=== RECORD SET ===

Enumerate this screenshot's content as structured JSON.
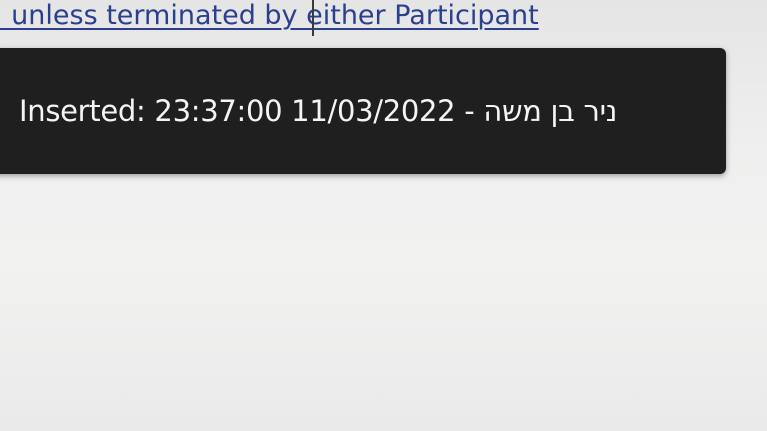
{
  "document": {
    "visible_line": ", unless terminated by either Participant"
  },
  "tooltip": {
    "text": "Inserted: 23:37:00 11/03/2022 - ניר בן משה"
  }
}
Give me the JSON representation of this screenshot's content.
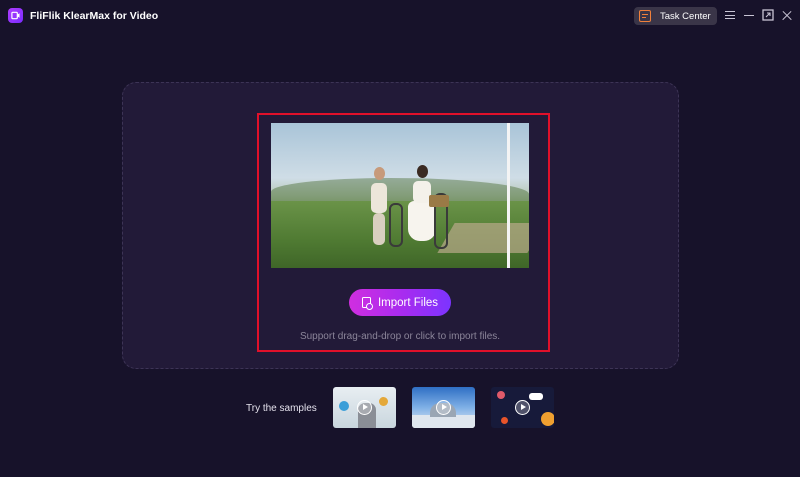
{
  "app": {
    "title": "FliFlik KlearMax for Video",
    "logo_icon": "play-logo-icon"
  },
  "header": {
    "task_center_label": "Task Center",
    "task_center_icon": "task-list-icon",
    "window_controls": [
      "menu-icon",
      "minimize-icon",
      "maximize-icon",
      "close-icon"
    ]
  },
  "dropzone": {
    "import_button_label": "Import Files",
    "import_icon": "import-file-icon",
    "hint": "Support drag-and-drop or click to import files.",
    "preview_icon": "before-after-preview"
  },
  "samples": {
    "label": "Try the samples",
    "items": [
      {
        "name": "sample-people",
        "icon": "play-icon"
      },
      {
        "name": "sample-winter-building",
        "icon": "play-icon"
      },
      {
        "name": "sample-space-cartoon",
        "icon": "play-icon"
      }
    ]
  },
  "colors": {
    "background": "#17122a",
    "dropzone": "#221a38",
    "accent_start": "#d02ee0",
    "accent_end": "#7c34ff",
    "highlight": "#e0102a",
    "task_icon": "#f0803c"
  }
}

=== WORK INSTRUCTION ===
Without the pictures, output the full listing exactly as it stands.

=== RESPONSE AREA ===
Enumerate this screenshot's content as structured JSON.
{
  "document": {
    "visible_line": ", unless terminated by either Participant"
  },
  "tooltip": {
    "text": "Inserted: 23:37:00 11/03/2022 - ניר בן משה"
  }
}
Give me the JSON representation of this screenshot's content.
{
  "app": {
    "title": "FliFlik KlearMax for Video",
    "logo_icon": "play-logo-icon"
  },
  "header": {
    "task_center_label": "Task Center",
    "task_center_icon": "task-list-icon",
    "window_controls": [
      "menu-icon",
      "minimize-icon",
      "maximize-icon",
      "close-icon"
    ]
  },
  "dropzone": {
    "import_button_label": "Import Files",
    "import_icon": "import-file-icon",
    "hint": "Support drag-and-drop or click to import files.",
    "preview_icon": "before-after-preview"
  },
  "samples": {
    "label": "Try the samples",
    "items": [
      {
        "name": "sample-people",
        "icon": "play-icon"
      },
      {
        "name": "sample-winter-building",
        "icon": "play-icon"
      },
      {
        "name": "sample-space-cartoon",
        "icon": "play-icon"
      }
    ]
  },
  "colors": {
    "background": "#17122a",
    "dropzone": "#221a38",
    "accent_start": "#d02ee0",
    "accent_end": "#7c34ff",
    "highlight": "#e0102a",
    "task_icon": "#f0803c"
  }
}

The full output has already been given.